Qin and many of her peers plan to pursue careers in instructional design — and working outside of the classroom with a real client and the gravity of actual project constraints provided vital work experience.
“A real client is very different from a class project in that you have to work with real constraints, and every one of your designs has a direct consequence. You’re learning how to work remotely and be agile,” explains student Xichen Li, whose work focused on the interactive digital simulation for STEM learning used at the museum. “You have to predict and forecast the uncertainties, and develop back-up plans and solutions for the highest priorities.”

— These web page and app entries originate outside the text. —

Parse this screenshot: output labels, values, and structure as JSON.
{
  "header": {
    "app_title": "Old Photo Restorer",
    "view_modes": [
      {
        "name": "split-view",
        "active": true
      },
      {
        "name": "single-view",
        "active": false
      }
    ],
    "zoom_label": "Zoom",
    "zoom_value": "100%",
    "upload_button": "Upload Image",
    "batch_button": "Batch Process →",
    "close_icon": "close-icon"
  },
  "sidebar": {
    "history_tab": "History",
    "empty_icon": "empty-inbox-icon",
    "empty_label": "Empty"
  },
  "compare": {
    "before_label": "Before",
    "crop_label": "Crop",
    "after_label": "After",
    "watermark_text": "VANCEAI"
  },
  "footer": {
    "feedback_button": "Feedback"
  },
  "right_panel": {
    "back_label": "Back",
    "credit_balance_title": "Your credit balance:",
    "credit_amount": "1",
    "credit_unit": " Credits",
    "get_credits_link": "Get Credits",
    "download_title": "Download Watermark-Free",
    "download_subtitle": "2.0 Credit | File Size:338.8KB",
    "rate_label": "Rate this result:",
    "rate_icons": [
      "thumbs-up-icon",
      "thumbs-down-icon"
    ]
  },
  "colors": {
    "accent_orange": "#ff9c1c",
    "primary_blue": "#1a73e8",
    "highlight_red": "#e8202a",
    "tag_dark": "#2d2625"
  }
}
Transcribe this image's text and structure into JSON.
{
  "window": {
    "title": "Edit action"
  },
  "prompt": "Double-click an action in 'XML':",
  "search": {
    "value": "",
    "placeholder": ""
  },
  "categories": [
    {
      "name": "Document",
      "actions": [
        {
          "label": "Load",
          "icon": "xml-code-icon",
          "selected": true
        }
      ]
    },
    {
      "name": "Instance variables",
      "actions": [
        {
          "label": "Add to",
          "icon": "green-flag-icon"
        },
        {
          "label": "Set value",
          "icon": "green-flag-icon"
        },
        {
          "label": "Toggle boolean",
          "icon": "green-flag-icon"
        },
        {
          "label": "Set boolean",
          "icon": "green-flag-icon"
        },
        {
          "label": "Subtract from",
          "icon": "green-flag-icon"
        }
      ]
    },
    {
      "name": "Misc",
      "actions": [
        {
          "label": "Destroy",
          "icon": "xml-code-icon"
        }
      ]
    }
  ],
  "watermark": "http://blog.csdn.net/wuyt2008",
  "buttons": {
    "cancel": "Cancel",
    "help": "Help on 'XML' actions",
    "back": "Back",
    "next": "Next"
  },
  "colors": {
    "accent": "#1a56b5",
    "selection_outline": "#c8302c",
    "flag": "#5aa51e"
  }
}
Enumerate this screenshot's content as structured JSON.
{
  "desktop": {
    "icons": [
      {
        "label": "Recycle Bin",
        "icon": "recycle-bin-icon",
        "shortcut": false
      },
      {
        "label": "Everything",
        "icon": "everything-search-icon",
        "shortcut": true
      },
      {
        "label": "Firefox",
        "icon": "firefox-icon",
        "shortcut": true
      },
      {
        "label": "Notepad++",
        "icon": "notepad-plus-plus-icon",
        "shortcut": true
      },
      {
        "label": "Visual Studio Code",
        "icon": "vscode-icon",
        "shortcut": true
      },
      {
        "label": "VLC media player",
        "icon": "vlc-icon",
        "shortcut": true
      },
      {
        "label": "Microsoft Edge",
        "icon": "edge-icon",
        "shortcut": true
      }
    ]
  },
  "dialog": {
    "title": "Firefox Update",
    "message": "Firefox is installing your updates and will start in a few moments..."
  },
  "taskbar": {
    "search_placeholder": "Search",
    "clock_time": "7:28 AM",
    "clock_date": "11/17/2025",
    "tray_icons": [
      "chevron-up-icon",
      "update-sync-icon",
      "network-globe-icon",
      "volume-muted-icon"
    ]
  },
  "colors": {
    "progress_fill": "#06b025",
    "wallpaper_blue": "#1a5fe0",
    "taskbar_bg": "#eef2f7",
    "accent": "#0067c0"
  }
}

For student Helen Song, who years ago lived just minutes away from what would become the Brooklyn Seltzer Museum, the project quickly became a critical inflection point in her learning.
“It really prepared us mentally to work and know what we want to do in an actual career,” explains Song, who with her friends and classmates, was still working on the exhibits just hours before their opening. “We were exhausted, but happy…We wouldn’t have this opportunity as entry-level workers at entry-level jobs. The respect, levels of support were things I couldn’t imagine happening years ago.”
Song and classmates like Keying Chen celebrated by meeting museum-goers on opening day, and watching them engage with the class’ creations.
“It’s really touching to see how they really care about our work and how we can bring some changes with our work,” explained Chen. “I can be too in the weeds with the work, and the opening event was a moment that reminded me that I have the power to make a difference and I’m expected to make a difference.”
Students who participated in the final development: Keying Chen, Yi Chen, Yifan Chen, Stella Guan, Zihe Liu, Xichen Li, Junhao Li, Yiran Ma, Shiyue Peng, Xiaoyan Qin, Helen Song, Anqi Wang, Jacky Wu